§ **Data for this exercise**
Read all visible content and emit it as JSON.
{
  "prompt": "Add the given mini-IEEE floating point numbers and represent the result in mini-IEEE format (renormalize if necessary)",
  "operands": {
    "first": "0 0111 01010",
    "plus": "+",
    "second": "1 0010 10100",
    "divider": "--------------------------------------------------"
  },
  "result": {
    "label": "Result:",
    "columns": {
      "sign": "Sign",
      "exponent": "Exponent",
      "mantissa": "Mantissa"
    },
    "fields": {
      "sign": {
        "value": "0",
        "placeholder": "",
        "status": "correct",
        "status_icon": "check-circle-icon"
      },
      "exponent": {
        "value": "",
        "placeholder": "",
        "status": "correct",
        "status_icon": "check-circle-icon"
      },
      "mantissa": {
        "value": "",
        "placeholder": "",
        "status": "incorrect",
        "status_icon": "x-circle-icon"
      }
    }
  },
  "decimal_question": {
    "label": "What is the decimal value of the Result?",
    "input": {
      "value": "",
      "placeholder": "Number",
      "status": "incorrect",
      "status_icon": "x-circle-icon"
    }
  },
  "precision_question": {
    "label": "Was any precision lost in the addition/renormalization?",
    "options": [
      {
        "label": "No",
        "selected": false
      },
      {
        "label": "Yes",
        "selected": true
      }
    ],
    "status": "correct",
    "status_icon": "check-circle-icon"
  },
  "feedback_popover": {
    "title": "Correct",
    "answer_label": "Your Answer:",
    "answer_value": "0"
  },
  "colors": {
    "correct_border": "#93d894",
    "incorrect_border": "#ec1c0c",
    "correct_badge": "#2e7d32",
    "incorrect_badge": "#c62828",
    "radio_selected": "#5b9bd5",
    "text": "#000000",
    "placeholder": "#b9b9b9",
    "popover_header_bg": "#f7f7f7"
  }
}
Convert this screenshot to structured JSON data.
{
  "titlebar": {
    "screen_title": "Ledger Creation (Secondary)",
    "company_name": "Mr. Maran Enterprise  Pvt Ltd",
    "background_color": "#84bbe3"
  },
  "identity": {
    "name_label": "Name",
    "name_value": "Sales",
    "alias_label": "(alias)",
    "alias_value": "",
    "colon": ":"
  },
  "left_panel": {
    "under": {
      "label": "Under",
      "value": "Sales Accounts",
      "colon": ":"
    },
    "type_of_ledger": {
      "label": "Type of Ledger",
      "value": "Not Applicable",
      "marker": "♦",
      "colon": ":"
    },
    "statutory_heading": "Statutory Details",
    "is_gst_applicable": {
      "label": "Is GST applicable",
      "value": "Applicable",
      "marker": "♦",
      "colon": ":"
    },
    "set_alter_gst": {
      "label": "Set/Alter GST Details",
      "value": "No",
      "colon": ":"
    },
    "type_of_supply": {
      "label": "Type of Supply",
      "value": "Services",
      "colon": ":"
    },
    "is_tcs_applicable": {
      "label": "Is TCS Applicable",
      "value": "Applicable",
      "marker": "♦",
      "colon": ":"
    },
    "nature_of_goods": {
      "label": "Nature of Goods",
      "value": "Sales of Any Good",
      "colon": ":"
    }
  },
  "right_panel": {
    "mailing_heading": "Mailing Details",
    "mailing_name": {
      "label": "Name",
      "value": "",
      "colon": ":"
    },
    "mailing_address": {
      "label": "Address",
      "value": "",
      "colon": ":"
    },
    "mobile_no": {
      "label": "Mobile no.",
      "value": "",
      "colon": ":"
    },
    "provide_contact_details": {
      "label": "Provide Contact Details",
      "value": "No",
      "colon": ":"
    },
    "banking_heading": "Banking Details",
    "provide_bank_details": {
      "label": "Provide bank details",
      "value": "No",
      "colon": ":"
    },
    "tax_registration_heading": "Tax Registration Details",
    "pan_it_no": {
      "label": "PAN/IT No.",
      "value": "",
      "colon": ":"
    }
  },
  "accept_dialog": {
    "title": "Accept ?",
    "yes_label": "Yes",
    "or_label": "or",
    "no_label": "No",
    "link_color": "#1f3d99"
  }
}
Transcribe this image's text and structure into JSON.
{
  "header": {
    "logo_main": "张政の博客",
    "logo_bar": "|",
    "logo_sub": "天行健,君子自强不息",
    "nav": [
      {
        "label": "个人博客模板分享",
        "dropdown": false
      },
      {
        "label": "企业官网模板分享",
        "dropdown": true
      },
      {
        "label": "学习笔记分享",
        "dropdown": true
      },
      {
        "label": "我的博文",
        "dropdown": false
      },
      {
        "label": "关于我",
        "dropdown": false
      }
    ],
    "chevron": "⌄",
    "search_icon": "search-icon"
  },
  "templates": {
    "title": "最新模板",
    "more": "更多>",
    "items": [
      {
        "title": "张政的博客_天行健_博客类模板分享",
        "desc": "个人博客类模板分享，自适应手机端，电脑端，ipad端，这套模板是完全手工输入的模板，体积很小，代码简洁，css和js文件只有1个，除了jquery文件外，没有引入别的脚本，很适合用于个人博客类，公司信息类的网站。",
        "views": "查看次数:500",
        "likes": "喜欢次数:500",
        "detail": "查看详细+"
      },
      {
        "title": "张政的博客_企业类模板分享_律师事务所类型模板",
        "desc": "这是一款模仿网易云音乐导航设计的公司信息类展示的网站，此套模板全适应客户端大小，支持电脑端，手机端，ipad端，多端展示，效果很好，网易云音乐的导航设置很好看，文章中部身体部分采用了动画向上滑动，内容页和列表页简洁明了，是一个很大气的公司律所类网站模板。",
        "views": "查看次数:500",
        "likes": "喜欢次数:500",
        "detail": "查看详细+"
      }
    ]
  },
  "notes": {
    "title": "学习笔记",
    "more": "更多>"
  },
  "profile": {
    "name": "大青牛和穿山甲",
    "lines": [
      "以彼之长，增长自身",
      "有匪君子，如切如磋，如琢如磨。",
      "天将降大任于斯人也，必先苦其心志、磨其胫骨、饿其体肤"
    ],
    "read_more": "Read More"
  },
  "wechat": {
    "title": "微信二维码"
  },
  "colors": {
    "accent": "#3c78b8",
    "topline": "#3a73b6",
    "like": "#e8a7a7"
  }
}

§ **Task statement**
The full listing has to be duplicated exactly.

§ **Task solution**
Read all visible content and emit it as JSON.
{
  "prompt": "Add the given mini-IEEE floating point numbers and represent the result in mini-IEEE format (renormalize if necessary)",
  "operands": {
    "first": "0 0111 01010",
    "plus": "+",
    "second": "1 0010 10100",
    "divider": "--------------------------------------------------"
  },
  "result": {
    "label": "Result:",
    "columns": {
      "sign": "Sign",
      "exponent": "Exponent",
      "mantissa": "Mantissa"
    },
    "fields": {
      "sign": {
        "value": "0",
        "placeholder": "",
        "status": "correct",
        "status_icon": "check-circle-icon"
      },
      "exponent": {
        "value": "",
        "placeholder": "",
        "status": "correct",
        "status_icon": "check-circle-icon"
      },
      "mantissa": {
        "value": "",
        "placeholder": "",
        "status": "incorrect",
        "status_icon": "x-circle-icon"
      }
    }
  },
  "decimal_question": {
    "label": "What is the decimal value of the Result?",
    "input": {
      "value": "",
      "placeholder": "Number",
      "status": "incorrect",
      "status_icon": "x-circle-icon"
    }
  },
  "precision_question": {
    "label": "Was any precision lost in the addition/renormalization?",
    "options": [
      {
        "label": "No",
        "selected": false
      },
      {
        "label": "Yes",
        "selected": true
      }
    ],
    "status": "correct",
    "status_icon": "check-circle-icon"
  },
  "feedback_popover": {
    "title": "Correct",
    "answer_label": "Your Answer:",
    "answer_value": "0"
  },
  "colors": {
    "correct_border": "#93d894",
    "incorrect_border": "#ec1c0c",
    "correct_badge": "#2e7d32",
    "incorrect_badge": "#c62828",
    "radio_selected": "#5b9bd5",
    "text": "#000000",
    "placeholder": "#b9b9b9",
    "popover_header_bg": "#f7f7f7"
  }
}
Convert this screenshot to structured JSON data.
{
  "titlebar": {
    "screen_title": "Ledger Creation (Secondary)",
    "company_name": "Mr. Maran Enterprise  Pvt Ltd",
    "background_color": "#84bbe3"
  },
  "identity": {
    "name_label": "Name",
    "name_value": "Sales",
    "alias_label": "(alias)",
    "alias_value": "",
    "colon": ":"
  },
  "left_panel": {
    "under": {
      "label": "Under",
      "value": "Sales Accounts",
      "colon": ":"
    },
    "type_of_ledger": {
      "label": "Type of Ledger",
      "value": "Not Applicable",
      "marker": "♦",
      "colon": ":"
    },
    "statutory_heading": "Statutory Details",
    "is_gst_applicable": {
      "label": "Is GST applicable",
      "value": "Applicable",
      "marker": "♦",
      "colon": ":"
    },
    "set_alter_gst": {
      "label": "Set/Alter GST Details",
      "value": "No",
      "colon": ":"
    },
    "type_of_supply": {
      "label": "Type of Supply",
      "value": "Services",
      "colon": ":"
    },
    "is_tcs_applicable": {
      "label": "Is TCS Applicable",
      "value": "Applicable",
      "marker": "♦",
      "colon": ":"
    },
    "nature_of_goods": {
      "label": "Nature of Goods",
      "value": "Sales of Any Good",
      "colon": ":"
    }
  },
  "right_panel": {
    "mailing_heading": "Mailing Details",
    "mailing_name": {
      "label": "Name",
      "value": "",
      "colon": ":"
    },
    "mailing_address": {
      "label": "Address",
      "value": "",
      "colon": ":"
    },
    "mobile_no": {
      "label": "Mobile no.",
      "value": "",
      "colon": ":"
    },
    "provide_contact_details": {
      "label": "Provide Contact Details",
      "value": "No",
      "colon": ":"
    },
    "banking_heading": "Banking Details",
    "provide_bank_details": {
      "label": "Provide bank details",
      "value": "No",
      "colon": ":"
    },
    "tax_registration_heading": "Tax Registration Details",
    "pan_it_no": {
      "label": "PAN/IT No.",
      "value": "",
      "colon": ":"
    }
  },
  "accept_dialog": {
    "title": "Accept ?",
    "yes_label": "Yes",
    "or_label": "or",
    "no_label": "No",
    "link_color": "#1f3d99"
  }
}
Transcribe this image's text and structure into JSON.
{
  "header": {
    "logo_main": "张政の博客",
    "logo_bar": "|",
    "logo_sub": "天行健,君子自强不息",
    "nav": [
      {
        "label": "个人博客模板分享",
        "dropdown": false
      },
      {
        "label": "企业官网模板分享",
        "dropdown": true
      },
      {
        "label": "学习笔记分享",
        "dropdown": true
      },
      {
        "label": "我的博文",
        "dropdown": false
      },
      {
        "label": "关于我",
        "dropdown": false
      }
    ],
    "chevron": "⌄",
    "search_icon": "search-icon"
  },
  "templates": {
    "title": "最新模板",
    "more": "更多>",
    "items": [
      {
        "title": "张政的博客_天行健_博客类模板分享",
        "desc": "个人博客类模板分享，自适应手机端，电脑端，ipad端，这套模板是完全手工输入的模板，体积很小，代码简洁，css和js文件只有1个，除了jquery文件外，没有引入别的脚本，很适合用于个人博客类，公司信息类的网站。",
        "views": "查看次数:500",
        "likes": "喜欢次数:500",
        "detail": "查看详细+"
      },
      {
        "title": "张政的博客_企业类模板分享_律师事务所类型模板",
        "desc": "这是一款模仿网易云音乐导航设计的公司信息类展示的网站，此套模板全适应客户端大小，支持电脑端，手机端，ipad端，多端展示，效果很好，网易云音乐的导航设置很好看，文章中部身体部分采用了动画向上滑动，内容页和列表页简洁明了，是一个很大气的公司律所类网站模板。",
        "views": "查看次数:500",
        "likes": "喜欢次数:500",
        "detail": "查看详细+"
      }
    ]
  },
  "notes": {
    "title": "学习笔记",
    "more": "更多>"
  },
  "profile": {
    "name": "大青牛和穿山甲",
    "lines": [
      "以彼之长，增长自身",
      "有匪君子，如切如磋，如琢如磨。",
      "天将降大任于斯人也，必先苦其心志、磨其胫骨、饿其体肤"
    ],
    "read_more": "Read More"
  },
  "wechat": {
    "title": "微信二维码"
  },
  "colors": {
    "accent": "#3c78b8",
    "topline": "#3a73b6",
    "like": "#e8a7a7"
  }
}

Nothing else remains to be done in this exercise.